Just What Is A Piedmont Prairie?

 

            If you had the opportunity to read the October issue of Our State Magazine you may have seen several interesting articles.  First was a rare interview with TV legend Andy Griffith as he looked back at the success of my favorite TV show, The Andy Griffith Show.  Secondly, an article discussed the Pisgah Covered Bridge and the attempt being made to restore it.  The third article of interest was Jack Horanís discussion of Piedmont Prairies in North Carolina .  For me, this article was equally as interesting as hearing how Don Knotts and crew created such a time-tested classic.

            Piedmont Prairies are a landscape that evokes a beautiful mental picture.  Everyone can picture miles upon miles of tall grasses covering the gently rolling hills of Iowa and other Midwestern states.  The interesting part about the prairies discussed here is that they once occurred right under our own feet.  Montgomery County was once home to these grassy ecosystems, as was neighboring Stanly, Anson, Randolph , Cabarrus, Rowan, Union and Mecklenburg Counties .  Some counties as far north as Durham may have even contained pockets of the grasslands.  The local prairies were not as large as their Midwestern counterparts.  Many were just 25-50 acres scattered about in the midst of the remaining timber lands. 

            While much mystery still surrounds Piedmont prairies some things are for sure.  Prairies were havens for wildlife.  The mix of seeding flowers and warm-weather grasses created ideal conditions for bison to graze.  Unfortunately, wild bison no longer roam the North Carolina landscape.  Many game animals, such as quail, deer and turkey relied on the prairies for food and cover.  Neotropical migratory birds fed in these areas during their migrations.  Birds of prey, such as hawks, used the edges of the prairies as ideal areas to ambush smaller animals.

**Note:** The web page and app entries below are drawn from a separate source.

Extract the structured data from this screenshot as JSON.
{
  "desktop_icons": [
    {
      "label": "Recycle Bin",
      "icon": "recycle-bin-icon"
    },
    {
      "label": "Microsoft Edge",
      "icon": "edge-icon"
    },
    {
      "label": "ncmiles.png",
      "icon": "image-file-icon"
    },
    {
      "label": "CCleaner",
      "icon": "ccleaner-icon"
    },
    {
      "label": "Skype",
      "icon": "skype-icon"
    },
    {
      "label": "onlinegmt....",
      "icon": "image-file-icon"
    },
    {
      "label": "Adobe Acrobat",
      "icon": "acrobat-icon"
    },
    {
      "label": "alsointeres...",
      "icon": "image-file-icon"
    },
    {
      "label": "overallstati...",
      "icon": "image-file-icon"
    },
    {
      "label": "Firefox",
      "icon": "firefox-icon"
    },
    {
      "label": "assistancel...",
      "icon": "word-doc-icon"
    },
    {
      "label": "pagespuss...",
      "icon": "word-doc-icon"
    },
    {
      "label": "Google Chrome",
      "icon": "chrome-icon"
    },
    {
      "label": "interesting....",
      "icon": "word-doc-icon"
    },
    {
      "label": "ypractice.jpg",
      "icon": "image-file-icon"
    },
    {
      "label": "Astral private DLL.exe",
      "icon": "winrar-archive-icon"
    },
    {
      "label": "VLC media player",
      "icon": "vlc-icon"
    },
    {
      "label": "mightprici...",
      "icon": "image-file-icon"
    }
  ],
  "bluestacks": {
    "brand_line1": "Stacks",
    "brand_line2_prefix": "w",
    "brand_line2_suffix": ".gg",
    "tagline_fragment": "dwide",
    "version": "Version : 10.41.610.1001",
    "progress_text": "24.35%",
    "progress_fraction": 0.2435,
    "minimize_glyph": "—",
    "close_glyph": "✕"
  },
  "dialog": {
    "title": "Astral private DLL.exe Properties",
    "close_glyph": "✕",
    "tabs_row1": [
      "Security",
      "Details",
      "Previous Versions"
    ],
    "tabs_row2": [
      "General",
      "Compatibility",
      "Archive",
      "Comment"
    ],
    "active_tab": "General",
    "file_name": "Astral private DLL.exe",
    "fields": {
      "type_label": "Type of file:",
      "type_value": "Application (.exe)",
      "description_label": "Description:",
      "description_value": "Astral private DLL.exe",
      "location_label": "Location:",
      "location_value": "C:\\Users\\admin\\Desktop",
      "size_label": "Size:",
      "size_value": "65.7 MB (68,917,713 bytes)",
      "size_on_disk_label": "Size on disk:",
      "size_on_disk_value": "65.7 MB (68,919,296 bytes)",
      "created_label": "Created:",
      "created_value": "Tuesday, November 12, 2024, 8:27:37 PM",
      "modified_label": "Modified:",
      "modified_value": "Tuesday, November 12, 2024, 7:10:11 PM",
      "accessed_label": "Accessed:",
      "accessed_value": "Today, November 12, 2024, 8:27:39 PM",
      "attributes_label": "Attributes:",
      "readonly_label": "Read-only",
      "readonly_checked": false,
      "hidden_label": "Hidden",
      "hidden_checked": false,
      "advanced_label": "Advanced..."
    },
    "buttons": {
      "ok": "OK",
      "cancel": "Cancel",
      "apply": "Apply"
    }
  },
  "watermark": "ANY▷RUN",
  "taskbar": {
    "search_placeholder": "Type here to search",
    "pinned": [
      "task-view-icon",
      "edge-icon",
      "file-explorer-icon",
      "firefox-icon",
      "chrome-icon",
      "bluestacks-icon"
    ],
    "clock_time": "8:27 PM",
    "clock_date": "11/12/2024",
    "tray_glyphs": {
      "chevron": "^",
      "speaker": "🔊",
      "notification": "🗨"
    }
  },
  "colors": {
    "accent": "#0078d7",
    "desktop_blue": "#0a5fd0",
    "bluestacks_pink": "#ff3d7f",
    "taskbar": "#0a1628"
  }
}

              Botanists also know some of the species of grasses that inhabited the prairies. Big bluestem, little bluestem, gamma grass, plume grass, and Indian grass were some of the species found thriving in the sunlight.  Flowers such as Schweinitzís sunflower, coneflowers, and blazing stars helped provide diversity to the vegetation.  These grassy areas were maintained in part by the grazing of bison and deer.  The other key to their survival was frequent fires.  These fires would help negate the larger woody species that eventually could have choked off the sunlight.  Occasionally, a fire resistant tree like a longleaf pine, shortleaf pine, or post oak would survive.  Thatís why scientists believe Piedmont Prairies differed from Midwestern Prairies because they were not void of trees.  Here in the Piedmont , the prairies likely resembled a grassy ground cover with trees occurring sporadically throughout the opening. 

            Today, an effort is being forged to restore some resemblance of these prairies.  Several local landowners have taken it upon themselves to maintain the delicate balance of fire that is required for these landscapes to thrive.  Elsewhere, government agencies have increased their interest in prairies, thanks in part to the direct benefits of wildlife.  Hopefully, several years from now folks in Montgomery County will be able to visit some of these sites and gain a stronger sense of what the local landscape used to look like.